→ **Listed entries**:
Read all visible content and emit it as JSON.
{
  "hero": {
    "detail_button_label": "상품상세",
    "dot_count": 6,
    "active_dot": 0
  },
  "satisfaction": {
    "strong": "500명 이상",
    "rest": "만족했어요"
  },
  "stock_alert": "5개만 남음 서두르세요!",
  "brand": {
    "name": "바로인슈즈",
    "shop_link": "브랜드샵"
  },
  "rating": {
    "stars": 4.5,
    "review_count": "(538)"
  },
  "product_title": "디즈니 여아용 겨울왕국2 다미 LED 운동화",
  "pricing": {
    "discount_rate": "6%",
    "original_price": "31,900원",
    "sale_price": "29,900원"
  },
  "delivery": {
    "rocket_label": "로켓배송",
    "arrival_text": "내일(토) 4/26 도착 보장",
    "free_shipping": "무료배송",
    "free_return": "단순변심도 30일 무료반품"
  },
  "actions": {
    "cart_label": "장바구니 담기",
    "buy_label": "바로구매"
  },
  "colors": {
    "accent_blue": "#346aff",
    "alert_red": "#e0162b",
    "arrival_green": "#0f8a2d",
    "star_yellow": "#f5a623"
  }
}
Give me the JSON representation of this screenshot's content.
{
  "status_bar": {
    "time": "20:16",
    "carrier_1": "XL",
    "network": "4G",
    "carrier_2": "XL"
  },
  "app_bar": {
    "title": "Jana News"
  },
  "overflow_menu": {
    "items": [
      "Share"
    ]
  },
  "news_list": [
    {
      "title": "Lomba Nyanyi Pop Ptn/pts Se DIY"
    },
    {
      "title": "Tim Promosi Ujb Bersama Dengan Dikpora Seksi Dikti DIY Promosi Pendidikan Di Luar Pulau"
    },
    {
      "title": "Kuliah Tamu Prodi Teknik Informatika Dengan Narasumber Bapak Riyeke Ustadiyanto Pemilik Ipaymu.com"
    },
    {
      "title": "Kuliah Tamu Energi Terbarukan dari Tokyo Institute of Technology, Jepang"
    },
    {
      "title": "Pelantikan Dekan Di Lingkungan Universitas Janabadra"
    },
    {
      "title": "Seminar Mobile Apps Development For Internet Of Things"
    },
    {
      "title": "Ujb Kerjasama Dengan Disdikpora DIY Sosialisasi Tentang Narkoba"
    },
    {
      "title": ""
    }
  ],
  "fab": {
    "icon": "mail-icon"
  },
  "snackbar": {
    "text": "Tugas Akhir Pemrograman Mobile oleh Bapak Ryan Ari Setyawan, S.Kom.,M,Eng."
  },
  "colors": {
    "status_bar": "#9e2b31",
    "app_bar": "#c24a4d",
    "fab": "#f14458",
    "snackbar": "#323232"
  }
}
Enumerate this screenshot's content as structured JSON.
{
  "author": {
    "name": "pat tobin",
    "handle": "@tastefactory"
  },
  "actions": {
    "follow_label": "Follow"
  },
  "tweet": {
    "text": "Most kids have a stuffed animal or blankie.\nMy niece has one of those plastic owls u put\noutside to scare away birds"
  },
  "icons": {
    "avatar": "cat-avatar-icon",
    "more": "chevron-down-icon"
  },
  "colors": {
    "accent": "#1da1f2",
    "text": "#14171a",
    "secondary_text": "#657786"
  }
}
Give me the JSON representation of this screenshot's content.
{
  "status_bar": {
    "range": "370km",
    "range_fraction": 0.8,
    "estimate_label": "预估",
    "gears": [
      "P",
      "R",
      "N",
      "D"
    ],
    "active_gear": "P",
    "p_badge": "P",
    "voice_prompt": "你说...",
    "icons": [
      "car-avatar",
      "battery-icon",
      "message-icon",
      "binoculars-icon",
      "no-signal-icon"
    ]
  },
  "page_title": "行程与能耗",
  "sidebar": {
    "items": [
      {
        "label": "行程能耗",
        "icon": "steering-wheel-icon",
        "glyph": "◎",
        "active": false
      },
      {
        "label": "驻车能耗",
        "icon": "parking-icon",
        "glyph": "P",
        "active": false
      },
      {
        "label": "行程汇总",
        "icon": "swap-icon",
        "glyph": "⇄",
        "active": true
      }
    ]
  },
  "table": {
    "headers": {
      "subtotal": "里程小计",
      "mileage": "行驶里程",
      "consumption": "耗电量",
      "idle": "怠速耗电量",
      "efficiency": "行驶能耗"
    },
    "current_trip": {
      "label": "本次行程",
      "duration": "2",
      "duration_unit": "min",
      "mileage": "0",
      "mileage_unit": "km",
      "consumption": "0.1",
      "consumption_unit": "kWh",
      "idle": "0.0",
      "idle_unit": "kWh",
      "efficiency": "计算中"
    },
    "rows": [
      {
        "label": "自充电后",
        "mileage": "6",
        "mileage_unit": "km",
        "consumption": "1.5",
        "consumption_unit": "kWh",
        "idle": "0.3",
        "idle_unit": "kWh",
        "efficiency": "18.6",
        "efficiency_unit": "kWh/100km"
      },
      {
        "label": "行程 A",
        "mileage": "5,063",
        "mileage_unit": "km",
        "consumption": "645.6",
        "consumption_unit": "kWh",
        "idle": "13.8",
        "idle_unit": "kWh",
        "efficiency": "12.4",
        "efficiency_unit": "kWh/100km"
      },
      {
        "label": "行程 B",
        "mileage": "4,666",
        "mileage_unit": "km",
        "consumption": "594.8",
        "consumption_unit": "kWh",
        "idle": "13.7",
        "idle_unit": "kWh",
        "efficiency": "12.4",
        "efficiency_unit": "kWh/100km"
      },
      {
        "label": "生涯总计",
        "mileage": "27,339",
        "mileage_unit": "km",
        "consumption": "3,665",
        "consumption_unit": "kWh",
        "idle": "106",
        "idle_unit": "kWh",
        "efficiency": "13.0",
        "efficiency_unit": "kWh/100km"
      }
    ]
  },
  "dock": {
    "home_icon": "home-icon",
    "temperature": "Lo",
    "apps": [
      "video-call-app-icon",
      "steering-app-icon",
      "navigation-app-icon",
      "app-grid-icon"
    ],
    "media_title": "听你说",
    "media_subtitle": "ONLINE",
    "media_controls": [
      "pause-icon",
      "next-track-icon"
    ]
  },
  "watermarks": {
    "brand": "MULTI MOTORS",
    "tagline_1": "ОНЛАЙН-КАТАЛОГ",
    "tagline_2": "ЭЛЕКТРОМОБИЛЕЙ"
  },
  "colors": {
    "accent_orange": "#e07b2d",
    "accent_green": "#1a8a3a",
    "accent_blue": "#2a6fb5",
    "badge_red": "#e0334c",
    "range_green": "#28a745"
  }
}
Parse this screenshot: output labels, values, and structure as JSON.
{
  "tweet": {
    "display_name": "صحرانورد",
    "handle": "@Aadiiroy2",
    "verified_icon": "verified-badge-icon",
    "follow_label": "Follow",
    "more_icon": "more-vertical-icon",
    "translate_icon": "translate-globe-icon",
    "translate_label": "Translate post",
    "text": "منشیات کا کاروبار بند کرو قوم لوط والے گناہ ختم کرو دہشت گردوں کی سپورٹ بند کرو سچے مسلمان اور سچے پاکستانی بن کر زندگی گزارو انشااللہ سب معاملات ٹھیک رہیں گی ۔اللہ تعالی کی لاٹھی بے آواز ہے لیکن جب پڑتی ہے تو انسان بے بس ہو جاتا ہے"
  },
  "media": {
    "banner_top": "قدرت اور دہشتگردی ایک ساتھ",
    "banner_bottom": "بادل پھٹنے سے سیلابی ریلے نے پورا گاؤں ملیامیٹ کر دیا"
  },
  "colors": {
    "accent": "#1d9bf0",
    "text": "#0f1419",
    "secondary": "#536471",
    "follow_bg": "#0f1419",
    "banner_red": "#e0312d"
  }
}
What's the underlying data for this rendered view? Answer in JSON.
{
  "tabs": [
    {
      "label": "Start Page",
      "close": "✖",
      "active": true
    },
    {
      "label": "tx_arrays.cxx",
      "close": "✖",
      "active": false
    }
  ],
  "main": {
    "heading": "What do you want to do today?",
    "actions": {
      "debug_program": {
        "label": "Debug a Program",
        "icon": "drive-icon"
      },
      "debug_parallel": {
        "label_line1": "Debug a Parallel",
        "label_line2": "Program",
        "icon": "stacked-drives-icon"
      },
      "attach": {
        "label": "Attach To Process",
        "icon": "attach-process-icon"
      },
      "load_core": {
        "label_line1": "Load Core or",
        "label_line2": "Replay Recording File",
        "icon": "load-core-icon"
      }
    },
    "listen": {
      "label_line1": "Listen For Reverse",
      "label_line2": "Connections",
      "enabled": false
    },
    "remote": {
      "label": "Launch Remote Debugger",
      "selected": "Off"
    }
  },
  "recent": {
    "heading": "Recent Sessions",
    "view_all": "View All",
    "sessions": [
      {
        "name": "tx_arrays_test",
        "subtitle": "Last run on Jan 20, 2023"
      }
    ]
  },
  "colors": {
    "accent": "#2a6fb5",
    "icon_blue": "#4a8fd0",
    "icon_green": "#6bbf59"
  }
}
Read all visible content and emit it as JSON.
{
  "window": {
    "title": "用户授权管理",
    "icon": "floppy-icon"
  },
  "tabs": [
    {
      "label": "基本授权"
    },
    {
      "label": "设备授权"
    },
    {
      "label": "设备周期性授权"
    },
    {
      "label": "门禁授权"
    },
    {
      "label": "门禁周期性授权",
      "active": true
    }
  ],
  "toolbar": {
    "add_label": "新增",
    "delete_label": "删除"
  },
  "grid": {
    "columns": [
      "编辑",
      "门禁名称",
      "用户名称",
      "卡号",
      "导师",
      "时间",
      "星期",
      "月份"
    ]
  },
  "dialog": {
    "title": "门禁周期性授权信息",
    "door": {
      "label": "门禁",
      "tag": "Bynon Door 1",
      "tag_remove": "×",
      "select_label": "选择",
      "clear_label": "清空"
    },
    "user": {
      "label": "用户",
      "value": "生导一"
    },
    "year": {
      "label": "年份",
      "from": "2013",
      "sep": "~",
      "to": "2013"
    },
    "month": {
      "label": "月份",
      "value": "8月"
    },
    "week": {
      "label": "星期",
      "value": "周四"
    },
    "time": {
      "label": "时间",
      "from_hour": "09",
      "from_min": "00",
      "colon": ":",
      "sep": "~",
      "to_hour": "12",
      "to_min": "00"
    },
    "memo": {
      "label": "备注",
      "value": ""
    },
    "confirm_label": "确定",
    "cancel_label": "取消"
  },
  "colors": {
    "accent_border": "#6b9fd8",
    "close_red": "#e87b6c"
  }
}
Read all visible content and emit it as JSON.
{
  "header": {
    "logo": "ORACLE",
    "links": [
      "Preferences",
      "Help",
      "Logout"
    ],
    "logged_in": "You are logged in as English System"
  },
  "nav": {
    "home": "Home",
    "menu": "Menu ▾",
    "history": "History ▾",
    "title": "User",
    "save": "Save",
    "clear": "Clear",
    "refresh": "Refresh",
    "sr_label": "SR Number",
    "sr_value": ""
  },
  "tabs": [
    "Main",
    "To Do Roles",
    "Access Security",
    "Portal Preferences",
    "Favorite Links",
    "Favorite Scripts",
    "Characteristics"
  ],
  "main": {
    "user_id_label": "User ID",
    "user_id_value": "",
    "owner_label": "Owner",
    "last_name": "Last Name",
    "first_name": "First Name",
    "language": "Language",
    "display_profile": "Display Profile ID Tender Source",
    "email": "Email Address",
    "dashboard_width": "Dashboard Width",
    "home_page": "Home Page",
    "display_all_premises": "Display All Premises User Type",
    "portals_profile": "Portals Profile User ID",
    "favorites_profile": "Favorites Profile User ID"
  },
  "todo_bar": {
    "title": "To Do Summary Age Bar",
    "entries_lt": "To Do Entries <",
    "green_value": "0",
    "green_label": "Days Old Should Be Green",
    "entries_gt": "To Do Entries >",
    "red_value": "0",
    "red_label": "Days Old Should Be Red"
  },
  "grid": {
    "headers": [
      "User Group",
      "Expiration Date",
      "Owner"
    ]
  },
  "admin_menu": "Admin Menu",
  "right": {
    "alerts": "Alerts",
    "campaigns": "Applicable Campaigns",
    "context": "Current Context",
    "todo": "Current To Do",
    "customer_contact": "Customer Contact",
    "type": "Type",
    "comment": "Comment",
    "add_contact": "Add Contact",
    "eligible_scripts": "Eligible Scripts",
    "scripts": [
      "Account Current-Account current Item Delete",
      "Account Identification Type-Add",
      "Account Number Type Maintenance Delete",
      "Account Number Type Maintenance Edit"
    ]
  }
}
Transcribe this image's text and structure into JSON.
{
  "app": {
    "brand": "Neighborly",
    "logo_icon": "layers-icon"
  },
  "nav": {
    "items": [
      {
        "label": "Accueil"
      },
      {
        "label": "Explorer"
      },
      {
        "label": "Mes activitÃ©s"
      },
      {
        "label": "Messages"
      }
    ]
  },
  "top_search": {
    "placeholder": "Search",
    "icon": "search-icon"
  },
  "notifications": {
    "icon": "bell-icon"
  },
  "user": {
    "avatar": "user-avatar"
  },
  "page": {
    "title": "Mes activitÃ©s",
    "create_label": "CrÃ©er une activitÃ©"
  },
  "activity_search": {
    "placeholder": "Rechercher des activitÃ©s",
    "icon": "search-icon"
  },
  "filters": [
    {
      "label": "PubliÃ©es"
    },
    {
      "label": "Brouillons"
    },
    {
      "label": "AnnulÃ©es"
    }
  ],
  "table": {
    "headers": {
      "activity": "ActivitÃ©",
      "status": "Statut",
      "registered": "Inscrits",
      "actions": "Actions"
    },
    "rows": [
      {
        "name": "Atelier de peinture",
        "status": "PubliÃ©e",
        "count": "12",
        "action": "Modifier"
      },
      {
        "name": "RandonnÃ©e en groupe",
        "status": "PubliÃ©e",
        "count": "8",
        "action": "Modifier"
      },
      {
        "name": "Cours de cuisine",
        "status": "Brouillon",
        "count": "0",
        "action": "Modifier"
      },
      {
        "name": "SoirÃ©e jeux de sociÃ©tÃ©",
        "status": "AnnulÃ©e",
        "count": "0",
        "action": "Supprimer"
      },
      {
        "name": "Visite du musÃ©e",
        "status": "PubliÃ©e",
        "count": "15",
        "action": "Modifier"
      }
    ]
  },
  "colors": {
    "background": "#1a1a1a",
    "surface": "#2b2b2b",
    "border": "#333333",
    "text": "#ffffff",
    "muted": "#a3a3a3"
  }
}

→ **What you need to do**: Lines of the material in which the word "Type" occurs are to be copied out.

→ **Response area**:
    "display_all_premises": "Display All Premises User Type",
    "type": "Type",
      "Account Identification Type-Add",
      "Account Number Type Maintenance Delete",
      "Account Number Type Maintenance Edit"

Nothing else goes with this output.